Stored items
<<<<

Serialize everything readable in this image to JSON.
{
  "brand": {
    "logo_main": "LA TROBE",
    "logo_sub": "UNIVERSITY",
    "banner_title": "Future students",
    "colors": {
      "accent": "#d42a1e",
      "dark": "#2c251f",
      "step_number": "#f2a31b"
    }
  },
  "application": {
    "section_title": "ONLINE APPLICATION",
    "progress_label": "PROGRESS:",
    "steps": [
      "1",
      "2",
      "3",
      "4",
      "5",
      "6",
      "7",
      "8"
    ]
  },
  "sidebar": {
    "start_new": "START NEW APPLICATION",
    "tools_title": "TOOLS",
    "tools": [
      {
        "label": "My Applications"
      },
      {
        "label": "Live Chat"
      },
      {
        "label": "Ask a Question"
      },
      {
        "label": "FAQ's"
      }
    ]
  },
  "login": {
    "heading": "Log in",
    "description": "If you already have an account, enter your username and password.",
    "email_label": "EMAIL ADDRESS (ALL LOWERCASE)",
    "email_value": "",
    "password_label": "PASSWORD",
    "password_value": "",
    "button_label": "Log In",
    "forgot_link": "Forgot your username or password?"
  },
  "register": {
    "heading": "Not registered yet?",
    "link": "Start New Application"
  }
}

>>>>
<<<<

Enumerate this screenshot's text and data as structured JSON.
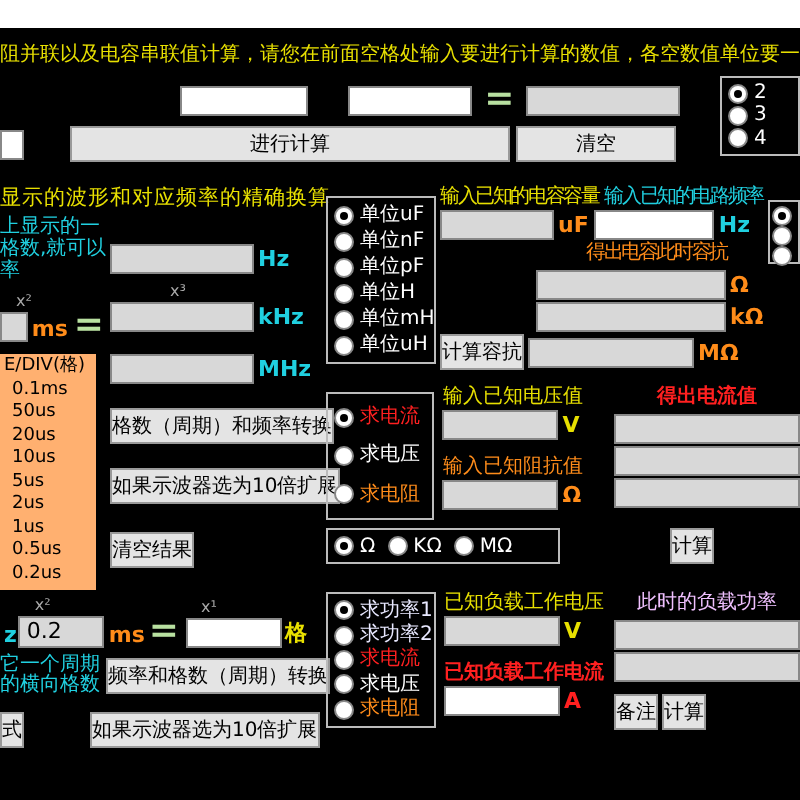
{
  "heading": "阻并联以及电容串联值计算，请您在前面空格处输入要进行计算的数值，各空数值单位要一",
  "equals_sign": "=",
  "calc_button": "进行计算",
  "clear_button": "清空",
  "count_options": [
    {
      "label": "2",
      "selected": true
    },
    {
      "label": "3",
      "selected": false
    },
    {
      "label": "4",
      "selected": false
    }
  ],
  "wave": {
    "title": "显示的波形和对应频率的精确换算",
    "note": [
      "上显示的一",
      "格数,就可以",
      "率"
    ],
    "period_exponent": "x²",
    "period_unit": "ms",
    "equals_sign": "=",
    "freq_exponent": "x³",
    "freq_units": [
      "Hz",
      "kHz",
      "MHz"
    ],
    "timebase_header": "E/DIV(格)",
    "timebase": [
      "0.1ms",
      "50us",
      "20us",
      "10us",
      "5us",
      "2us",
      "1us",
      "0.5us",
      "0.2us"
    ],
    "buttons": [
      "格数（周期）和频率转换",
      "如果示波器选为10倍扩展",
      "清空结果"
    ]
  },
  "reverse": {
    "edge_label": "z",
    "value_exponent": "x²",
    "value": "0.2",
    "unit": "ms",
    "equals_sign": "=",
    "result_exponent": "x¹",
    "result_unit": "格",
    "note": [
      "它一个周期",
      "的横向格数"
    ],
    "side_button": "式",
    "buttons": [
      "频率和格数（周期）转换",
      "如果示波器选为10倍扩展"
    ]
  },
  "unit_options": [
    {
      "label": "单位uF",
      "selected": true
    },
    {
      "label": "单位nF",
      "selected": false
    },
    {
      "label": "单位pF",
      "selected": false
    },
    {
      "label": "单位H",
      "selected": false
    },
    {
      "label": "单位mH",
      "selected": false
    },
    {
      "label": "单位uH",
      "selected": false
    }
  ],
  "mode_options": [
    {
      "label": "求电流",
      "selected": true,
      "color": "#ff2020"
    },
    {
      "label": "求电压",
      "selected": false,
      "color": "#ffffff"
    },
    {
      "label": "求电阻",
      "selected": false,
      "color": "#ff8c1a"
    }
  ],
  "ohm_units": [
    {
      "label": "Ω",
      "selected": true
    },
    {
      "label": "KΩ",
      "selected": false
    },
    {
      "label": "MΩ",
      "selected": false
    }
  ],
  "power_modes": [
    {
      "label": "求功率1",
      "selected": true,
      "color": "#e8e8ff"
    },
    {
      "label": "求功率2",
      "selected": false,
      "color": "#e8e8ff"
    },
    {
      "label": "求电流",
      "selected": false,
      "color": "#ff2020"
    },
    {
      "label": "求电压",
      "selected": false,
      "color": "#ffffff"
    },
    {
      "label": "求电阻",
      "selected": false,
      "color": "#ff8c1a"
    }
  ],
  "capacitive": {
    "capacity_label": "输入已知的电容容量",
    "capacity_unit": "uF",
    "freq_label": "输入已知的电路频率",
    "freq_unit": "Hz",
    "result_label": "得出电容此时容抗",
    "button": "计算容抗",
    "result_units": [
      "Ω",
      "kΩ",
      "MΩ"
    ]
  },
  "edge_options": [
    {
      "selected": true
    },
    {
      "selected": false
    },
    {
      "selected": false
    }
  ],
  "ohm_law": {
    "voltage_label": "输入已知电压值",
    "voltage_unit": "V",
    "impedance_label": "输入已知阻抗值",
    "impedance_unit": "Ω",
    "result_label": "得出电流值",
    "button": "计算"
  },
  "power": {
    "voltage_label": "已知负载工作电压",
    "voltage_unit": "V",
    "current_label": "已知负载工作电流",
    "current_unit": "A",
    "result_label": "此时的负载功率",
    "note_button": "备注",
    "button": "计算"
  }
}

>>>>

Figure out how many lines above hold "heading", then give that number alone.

*Response to the exercise*: 3